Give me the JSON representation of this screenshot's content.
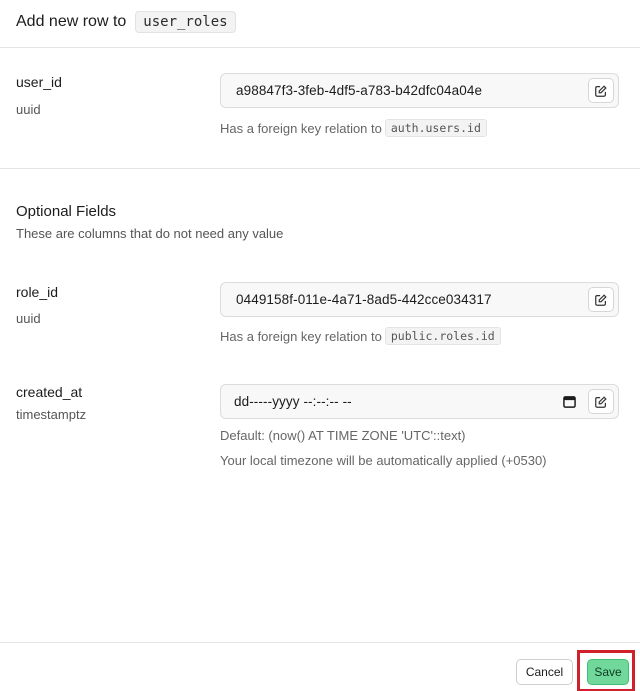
{
  "header": {
    "title": "Add new row to",
    "table_name": "user_roles"
  },
  "required_fields": [
    {
      "name": "user_id",
      "type": "uuid",
      "value": "a98847f3-3feb-4df5-a783-b42dfc04a04e",
      "helper_text": "Has a foreign key relation to",
      "relation": "auth.users.id"
    }
  ],
  "optional_section": {
    "title": "Optional Fields",
    "subtitle": "These are columns that do not need any value"
  },
  "optional_fields": [
    {
      "name": "role_id",
      "type": "uuid",
      "value": "0449158f-011e-4a71-8ad5-442cce034317",
      "helper_text": "Has a foreign key relation to",
      "relation": "public.roles.id"
    },
    {
      "name": "created_at",
      "type": "timestamptz",
      "value": "dd-----yyyy --:--:-- --",
      "default_text": "Default: (now() AT TIME ZONE 'UTC'::text)",
      "timezone_note": "Your local timezone will be automatically applied (+0530)"
    }
  ],
  "footer": {
    "cancel_label": "Cancel",
    "save_label": "Save"
  },
  "icons": {
    "edit": "pencil-square-icon",
    "calendar": "calendar-icon"
  },
  "colors": {
    "save_bg": "#6fd89a",
    "highlight": "#d0202c"
  }
}
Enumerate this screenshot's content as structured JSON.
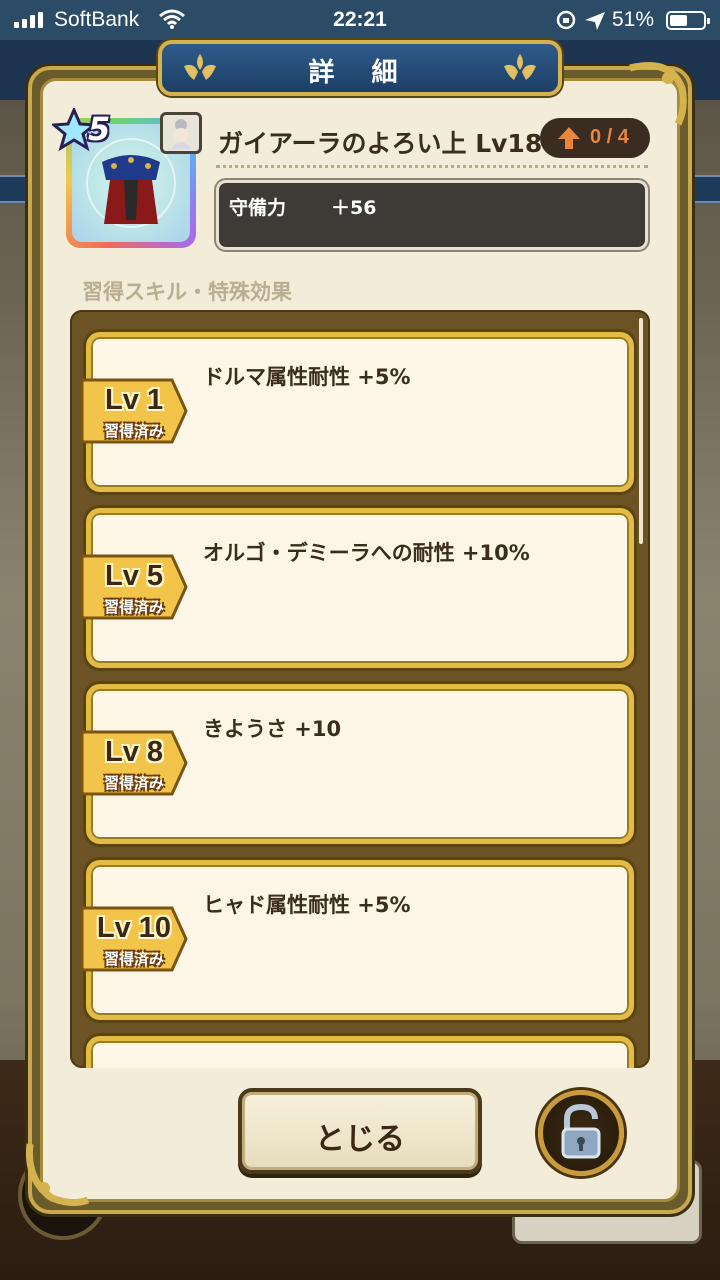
{
  "status_bar": {
    "carrier": "SoftBank",
    "time": "22:21",
    "battery_percent": "51%"
  },
  "modal": {
    "title": "詳 細",
    "item": {
      "rarity_stars": "5",
      "name": "ガイアーラのよろい上 Lv18",
      "upgrade_count": "0 / 4",
      "stats": [
        {
          "label": "守備力",
          "value": "＋56"
        }
      ]
    },
    "section_label": "習得スキル・特殊効果",
    "skills": [
      {
        "level": "Lv 1",
        "status": "習得済み",
        "text": "ドルマ属性耐性 +5%"
      },
      {
        "level": "Lv 5",
        "status": "習得済み",
        "text": "オルゴ・デミーラへの耐性 +10%"
      },
      {
        "level": "Lv 8",
        "status": "習得済み",
        "text": "きようさ +10"
      },
      {
        "level": "Lv 10",
        "status": "習得済み",
        "text": "ヒャド属性耐性 +5%"
      }
    ],
    "close_button_label": "とじる"
  },
  "colors": {
    "gold_frame": "#e3bc43",
    "header_blue": "#2f5b8a",
    "card_bg": "#fbf6e6",
    "text_dark": "#3b2d1c",
    "upgrade_orange": "#e8863a"
  },
  "icons": {
    "item": "armor-icon",
    "character": "character-portrait-icon",
    "upgrade": "up-arrow-icon",
    "lock": "unlocked-padlock-icon"
  }
}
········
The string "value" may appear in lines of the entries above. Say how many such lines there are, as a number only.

5